(Web page and app entries)
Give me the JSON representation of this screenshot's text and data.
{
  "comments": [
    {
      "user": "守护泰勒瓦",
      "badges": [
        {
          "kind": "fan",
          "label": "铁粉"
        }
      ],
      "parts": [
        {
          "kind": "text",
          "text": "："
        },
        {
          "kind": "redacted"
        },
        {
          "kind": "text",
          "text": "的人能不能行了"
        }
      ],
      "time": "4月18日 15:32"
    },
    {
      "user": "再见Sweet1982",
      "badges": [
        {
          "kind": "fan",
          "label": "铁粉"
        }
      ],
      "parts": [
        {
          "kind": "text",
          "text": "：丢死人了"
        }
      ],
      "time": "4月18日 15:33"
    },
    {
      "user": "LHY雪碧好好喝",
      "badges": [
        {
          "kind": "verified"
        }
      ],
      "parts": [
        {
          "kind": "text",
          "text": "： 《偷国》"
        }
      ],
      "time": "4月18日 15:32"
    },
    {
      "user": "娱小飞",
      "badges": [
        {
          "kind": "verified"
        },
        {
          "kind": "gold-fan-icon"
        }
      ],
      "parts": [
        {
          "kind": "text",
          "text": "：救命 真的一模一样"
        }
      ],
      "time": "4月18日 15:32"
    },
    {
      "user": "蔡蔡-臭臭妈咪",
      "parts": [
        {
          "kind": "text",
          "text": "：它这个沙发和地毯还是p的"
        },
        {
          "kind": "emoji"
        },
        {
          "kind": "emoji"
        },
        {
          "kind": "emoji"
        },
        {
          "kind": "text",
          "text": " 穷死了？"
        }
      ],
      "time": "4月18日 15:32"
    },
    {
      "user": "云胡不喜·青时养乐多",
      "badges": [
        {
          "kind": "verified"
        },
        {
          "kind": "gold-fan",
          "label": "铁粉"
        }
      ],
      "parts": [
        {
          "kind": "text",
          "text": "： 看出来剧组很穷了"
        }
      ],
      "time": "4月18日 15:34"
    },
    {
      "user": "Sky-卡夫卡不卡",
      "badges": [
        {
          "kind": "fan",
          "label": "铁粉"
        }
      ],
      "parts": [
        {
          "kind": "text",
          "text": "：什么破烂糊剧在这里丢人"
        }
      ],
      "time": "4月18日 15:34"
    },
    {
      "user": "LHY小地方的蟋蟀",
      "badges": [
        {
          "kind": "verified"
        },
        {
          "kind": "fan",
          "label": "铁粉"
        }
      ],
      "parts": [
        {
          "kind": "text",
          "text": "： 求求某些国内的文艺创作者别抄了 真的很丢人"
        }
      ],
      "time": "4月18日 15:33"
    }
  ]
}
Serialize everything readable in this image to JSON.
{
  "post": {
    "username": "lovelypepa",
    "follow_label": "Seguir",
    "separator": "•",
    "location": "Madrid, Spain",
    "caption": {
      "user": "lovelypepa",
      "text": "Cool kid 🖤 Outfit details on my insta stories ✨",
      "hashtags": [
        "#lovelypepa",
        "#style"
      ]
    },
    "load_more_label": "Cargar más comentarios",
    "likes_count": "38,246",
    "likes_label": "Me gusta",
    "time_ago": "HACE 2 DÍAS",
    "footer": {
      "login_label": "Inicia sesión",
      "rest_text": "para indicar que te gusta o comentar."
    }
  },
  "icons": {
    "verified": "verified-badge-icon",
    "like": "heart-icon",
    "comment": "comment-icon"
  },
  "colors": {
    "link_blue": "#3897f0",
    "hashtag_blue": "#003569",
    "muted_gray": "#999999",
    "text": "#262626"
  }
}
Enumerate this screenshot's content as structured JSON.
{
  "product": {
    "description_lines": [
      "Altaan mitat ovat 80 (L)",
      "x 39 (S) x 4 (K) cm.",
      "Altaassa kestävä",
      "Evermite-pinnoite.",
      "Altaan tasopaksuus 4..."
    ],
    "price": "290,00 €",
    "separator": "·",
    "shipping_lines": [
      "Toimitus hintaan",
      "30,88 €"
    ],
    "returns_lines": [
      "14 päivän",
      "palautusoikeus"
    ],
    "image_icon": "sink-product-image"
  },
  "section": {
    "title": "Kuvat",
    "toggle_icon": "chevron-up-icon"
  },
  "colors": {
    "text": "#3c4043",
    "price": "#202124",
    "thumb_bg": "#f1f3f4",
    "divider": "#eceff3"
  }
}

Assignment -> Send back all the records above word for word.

Written response ->
Give me the JSON representation of this screenshot's text and data.
{
  "comments": [
    {
      "user": "守护泰勒瓦",
      "badges": [
        {
          "kind": "fan",
          "label": "铁粉"
        }
      ],
      "parts": [
        {
          "kind": "text",
          "text": "："
        },
        {
          "kind": "redacted"
        },
        {
          "kind": "text",
          "text": "的人能不能行了"
        }
      ],
      "time": "4月18日 15:32"
    },
    {
      "user": "再见Sweet1982",
      "badges": [
        {
          "kind": "fan",
          "label": "铁粉"
        }
      ],
      "parts": [
        {
          "kind": "text",
          "text": "：丢死人了"
        }
      ],
      "time": "4月18日 15:33"
    },
    {
      "user": "LHY雪碧好好喝",
      "badges": [
        {
          "kind": "verified"
        }
      ],
      "parts": [
        {
          "kind": "text",
          "text": "： 《偷国》"
        }
      ],
      "time": "4月18日 15:32"
    },
    {
      "user": "娱小飞",
      "badges": [
        {
          "kind": "verified"
        },
        {
          "kind": "gold-fan-icon"
        }
      ],
      "parts": [
        {
          "kind": "text",
          "text": "：救命 真的一模一样"
        }
      ],
      "time": "4月18日 15:32"
    },
    {
      "user": "蔡蔡-臭臭妈咪",
      "parts": [
        {
          "kind": "text",
          "text": "：它这个沙发和地毯还是p的"
        },
        {
          "kind": "emoji"
        },
        {
          "kind": "emoji"
        },
        {
          "kind": "emoji"
        },
        {
          "kind": "text",
          "text": " 穷死了？"
        }
      ],
      "time": "4月18日 15:32"
    },
    {
      "user": "云胡不喜·青时养乐多",
      "badges": [
        {
          "kind": "verified"
        },
        {
          "kind": "gold-fan",
          "label": "铁粉"
        }
      ],
      "parts": [
        {
          "kind": "text",
          "text": "： 看出来剧组很穷了"
        }
      ],
      "time": "4月18日 15:34"
    },
    {
      "user": "Sky-卡夫卡不卡",
      "badges": [
        {
          "kind": "fan",
          "label": "铁粉"
        }
      ],
      "parts": [
        {
          "kind": "text",
          "text": "：什么破烂糊剧在这里丢人"
        }
      ],
      "time": "4月18日 15:34"
    },
    {
      "user": "LHY小地方的蟋蟀",
      "badges": [
        {
          "kind": "verified"
        },
        {
          "kind": "fan",
          "label": "铁粉"
        }
      ],
      "parts": [
        {
          "kind": "text",
          "text": "： 求求某些国内的文艺创作者别抄了 真的很丢人"
        }
      ],
      "time": "4月18日 15:33"
    }
  ]
}
Serialize everything readable in this image to JSON.
{
  "post": {
    "username": "lovelypepa",
    "follow_label": "Seguir",
    "separator": "•",
    "location": "Madrid, Spain",
    "caption": {
      "user": "lovelypepa",
      "text": "Cool kid 🖤 Outfit details on my insta stories ✨",
      "hashtags": [
        "#lovelypepa",
        "#style"
      ]
    },
    "load_more_label": "Cargar más comentarios",
    "likes_count": "38,246",
    "likes_label": "Me gusta",
    "time_ago": "HACE 2 DÍAS",
    "footer": {
      "login_label": "Inicia sesión",
      "rest_text": "para indicar que te gusta o comentar."
    }
  },
  "icons": {
    "verified": "verified-badge-icon",
    "like": "heart-icon",
    "comment": "comment-icon"
  },
  "colors": {
    "link_blue": "#3897f0",
    "hashtag_blue": "#003569",
    "muted_gray": "#999999",
    "text": "#262626"
  }
}
Enumerate this screenshot's content as structured JSON.
{
  "product": {
    "description_lines": [
      "Altaan mitat ovat 80 (L)",
      "x 39 (S) x 4 (K) cm.",
      "Altaassa kestävä",
      "Evermite-pinnoite.",
      "Altaan tasopaksuus 4..."
    ],
    "price": "290,00 €",
    "separator": "·",
    "shipping_lines": [
      "Toimitus hintaan",
      "30,88 €"
    ],
    "returns_lines": [
      "14 päivän",
      "palautusoikeus"
    ],
    "image_icon": "sink-product-image"
  },
  "section": {
    "title": "Kuvat",
    "toggle_icon": "chevron-up-icon"
  },
  "colors": {
    "text": "#3c4043",
    "price": "#202124",
    "thumb_bg": "#f1f3f4",
    "divider": "#eceff3"
  }
}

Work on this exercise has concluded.